T-Mobile’s 4G network will vary where you live, but I found it to be mighty impressive here in the Boston area. I got around four megabits-per-second download speeds and around two megabits-per-second upload speeds.
In one instance, I’d forgotten to reconnect the tablet to my home Wi-Fi network (Comcast) and didn’t notice that it’d been using T-Mobile’s connection for almost an entire day. And the data plans come with free hotspot capabilities so you can share the tablet’s 4G connection with up to five different devices, which is a huge plus.
The backside of the tablet houses two cameras for shooting high-definition 3D video. You’ll need to use the included pair of blue and red glasses to get the effect, but everything works pretty well. I wouldn’t buy the tablet just for the 3D, though—it’s more gimmicky than practical unless you’re a 3D nut. If you’ve got a 3D TV, too, you can use the tablet’s built-in HDMI connection to watch your recorded videos on the big screen.

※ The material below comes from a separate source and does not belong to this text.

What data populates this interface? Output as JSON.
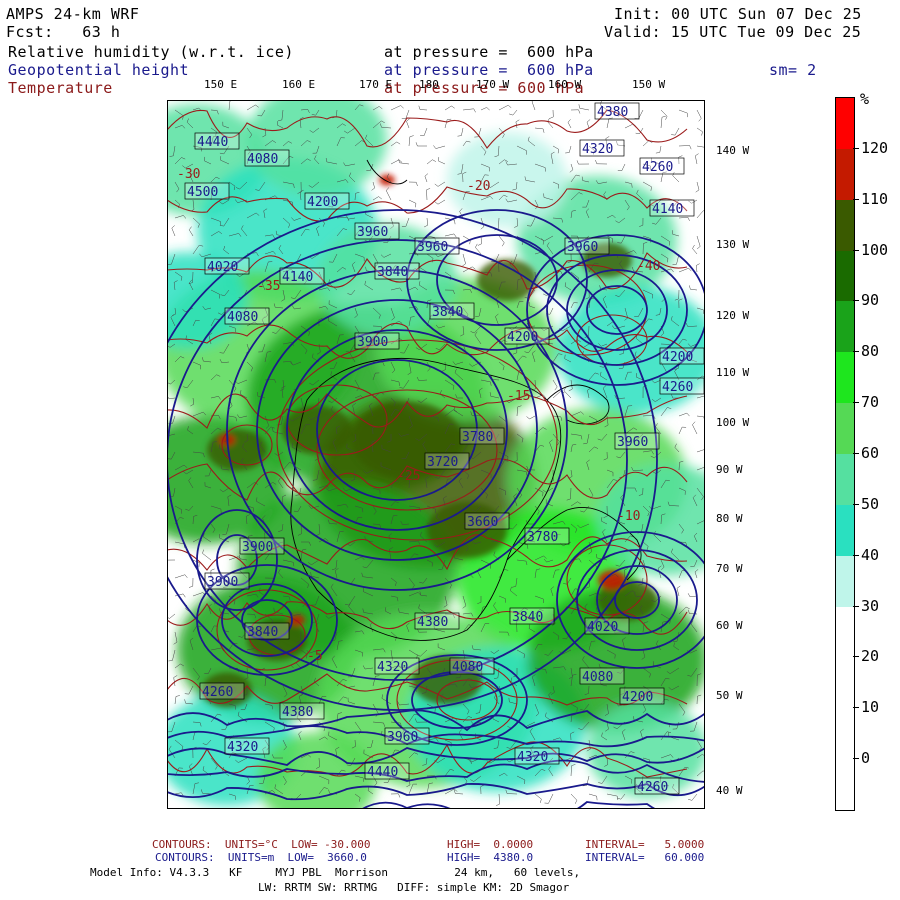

There are 32 gigabytes of storage on board, but the G-Slate is curiously missing an expansion slot—that’s been a selling point over other tablets that rhyme with “my dad” if you catch my drift, so it’s an odd omission.
Google’s Android 3.0 (Honeycomb) software is relatively slick given that it hasn’t been on the market for too long. Everything runs pretty smoothly on the G-Slate despite the Android Market having fewer than 100 tablet-specific apps at the moment and most of the older phone-centric Android apps I tried worked just fine, too.
I’ve experienced occasional pokiness and one instance where the tablet just reset itself for no reason but I’ve been pleasantly surprised for the most part. The overall experience feels a bit complicated at first but it doesn’t take long to catch on. I was initially worried that Google’s insistence on using software-based Home, Back and Menu buttons instead of physical buttons would make for a bumpy ride but it hasn’t been an issue for me at all.
T-Mobile includes a TV and movie streaming app that has a few live TV streams by Fox, the Weather Channel, and a handful of no-namers plus a smattering of on-demand movies and TV shows from the likes of A&E, Discovery, and the History Channel. There’s a free 30-day trial, after which it costs $10 per month plus extra for movies.